The pleasure of line-editing: the pleasure of re-reading
For anyone who's ever wondered what editors do (and why they do it!) when they're not working on big-picture story editing:
After the (more or less final) words and pictures of a graphic novel have been turned over to our stalwart design department (aka Colleen), she creates a mechanical and begins working on the design for the book. Then the first "pass" of a First Second graphic novel hies its merry way off to a copy editor. The copy editor reads through this complete print-out, corrects any typos or errors, queries things she finds unclear, and creates a style sheet for the project.
Then it all comes back to the editor, who reads it, approving or canceling the copy editor's corrections, and adding her own. Any substantive changes go to the author/creator, for review and approval. (Or disapproval!)
Corrections go back to design, who inputs them, and a new, clean, corrected pass is created. Second pass is read only by the editor, as is third and (if necessary) fourth. Why so many read-throughs? Because one is never enough.
I catch a new error or awkwardness on nearly every pass. I know a book is ready to go to the printer when I only find five or ten corrections out of 200 pages. (Left to my own devices, I would continue reading most of our books, tweaking little oddments here and there, ad infinitum, and no books would ever be published, and everyone would probably be very unhappy. It's just as well I'm not left to my own devices, I suppose...)

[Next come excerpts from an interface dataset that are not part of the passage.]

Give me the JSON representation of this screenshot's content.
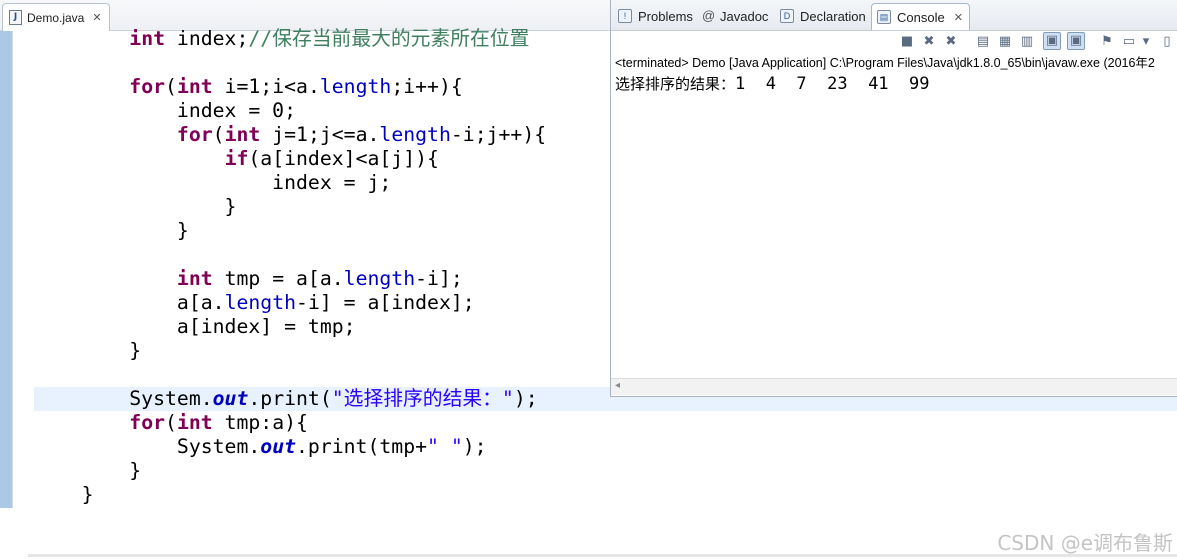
{
  "editor": {
    "tab_label": "Demo.java",
    "tab_close": "✕",
    "file_icon_letter": "J",
    "code_lines": [
      [
        {
          "t": "        "
        },
        {
          "t": "int",
          "c": "kw"
        },
        {
          "t": " index;"
        },
        {
          "t": "//保存当前最大的元素所在位置",
          "c": "cmt"
        }
      ],
      [
        {
          "t": ""
        }
      ],
      [
        {
          "t": "        "
        },
        {
          "t": "for",
          "c": "kw"
        },
        {
          "t": "("
        },
        {
          "t": "int",
          "c": "kw"
        },
        {
          "t": " i=1;i<a."
        },
        {
          "t": "length",
          "c": "fld"
        },
        {
          "t": ";i++){"
        }
      ],
      [
        {
          "t": "            index = 0;"
        }
      ],
      [
        {
          "t": "            "
        },
        {
          "t": "for",
          "c": "kw"
        },
        {
          "t": "("
        },
        {
          "t": "int",
          "c": "kw"
        },
        {
          "t": " j=1;j<=a."
        },
        {
          "t": "length",
          "c": "fld"
        },
        {
          "t": "-i;j++){"
        }
      ],
      [
        {
          "t": "                "
        },
        {
          "t": "if",
          "c": "kw"
        },
        {
          "t": "(a[index]<a[j]){"
        }
      ],
      [
        {
          "t": "                    index = j;"
        }
      ],
      [
        {
          "t": "                }"
        }
      ],
      [
        {
          "t": "            }"
        }
      ],
      [
        {
          "t": ""
        }
      ],
      [
        {
          "t": "            "
        },
        {
          "t": "int",
          "c": "kw"
        },
        {
          "t": " tmp = a[a."
        },
        {
          "t": "length",
          "c": "fld"
        },
        {
          "t": "-i];"
        }
      ],
      [
        {
          "t": "            a[a."
        },
        {
          "t": "length",
          "c": "fld"
        },
        {
          "t": "-i] = a[index];"
        }
      ],
      [
        {
          "t": "            a[index] = tmp;"
        }
      ],
      [
        {
          "t": "        }"
        }
      ],
      [
        {
          "t": ""
        }
      ],
      [
        {
          "t": "        System."
        },
        {
          "t": "out",
          "c": "stat"
        },
        {
          "t": ".print("
        },
        {
          "t": "\"选择排序的结果：\"",
          "c": "str"
        },
        {
          "t": ");"
        }
      ],
      [
        {
          "t": "        "
        },
        {
          "t": "for",
          "c": "kw"
        },
        {
          "t": "("
        },
        {
          "t": "int",
          "c": "kw"
        },
        {
          "t": " tmp:a){"
        }
      ],
      [
        {
          "t": "            System."
        },
        {
          "t": "out",
          "c": "stat"
        },
        {
          "t": ".print(tmp+"
        },
        {
          "t": "\" \"",
          "c": "str"
        },
        {
          "t": ");"
        }
      ],
      [
        {
          "t": "        }"
        }
      ],
      [
        {
          "t": "    }"
        }
      ],
      [
        {
          "t": "}"
        }
      ]
    ]
  },
  "console_view": {
    "tabs": [
      {
        "label": "Problems",
        "icon": "problems-icon",
        "glyph": "!"
      },
      {
        "label": "Javadoc",
        "icon": "javadoc-icon",
        "glyph": "@"
      },
      {
        "label": "Declaration",
        "icon": "declaration-icon",
        "glyph": "D"
      },
      {
        "label": "Console",
        "icon": "console-icon",
        "glyph": "▤",
        "active": true,
        "close": "✕"
      }
    ],
    "status_line": "<terminated> Demo [Java Application] C:\\Program Files\\Java\\jdk1.8.0_65\\bin\\javaw.exe (2016年2",
    "output_label": "选择排序的结果：",
    "output_values": "1  4  7  23  41  99"
  },
  "watermark": "CSDN @e调布鲁斯"
}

This all may sound like dull work -- carefully reading the same book again and again, scrutinizing the same words and pictures over and over -- but that's one of the benefits of publishing really good books. Each new reading is a new pleasure.
As a child, I re-read my favorite books obsessively, losing myself in those familiar worlds again and again. But now, when I re-read a book I'm editing, I can't let myself get lost in the story -- because that would distract me from what I'm actually supposed to be doing. I have to consciously note every line of art, every pane of color, every folio, every panel, every gutter, every word, every letter, every balloon, well, you get the idea. It's a kind of reading so technical and draining that you'd expect it to be a fairly joyless experience.
But it isn't. Instead, with a really great book, a close line-edit can be incredibly fun. Look at how beautifully this line is lettered! Look at that sweet coloring job on that background character (is his belt the same color as it was last panel?)! What a great choice of words, here. What a nice transition between pages. Every technical choice made by an author/artist comes under the microscope, and when those choices are good--no, great--no, brilliant!, well, a line-edit can yield as much appreciation of great art as an immersive, uncritical read.
It's an underrated pleasure, perhaps because it only really works when the book in question is truly a strong enough work to stand up to that kind of close attention. Which is why I'm personally grateful on a daily basis that First Second creators are so very, very good at what they do. They make my job -- not easy -- but fun.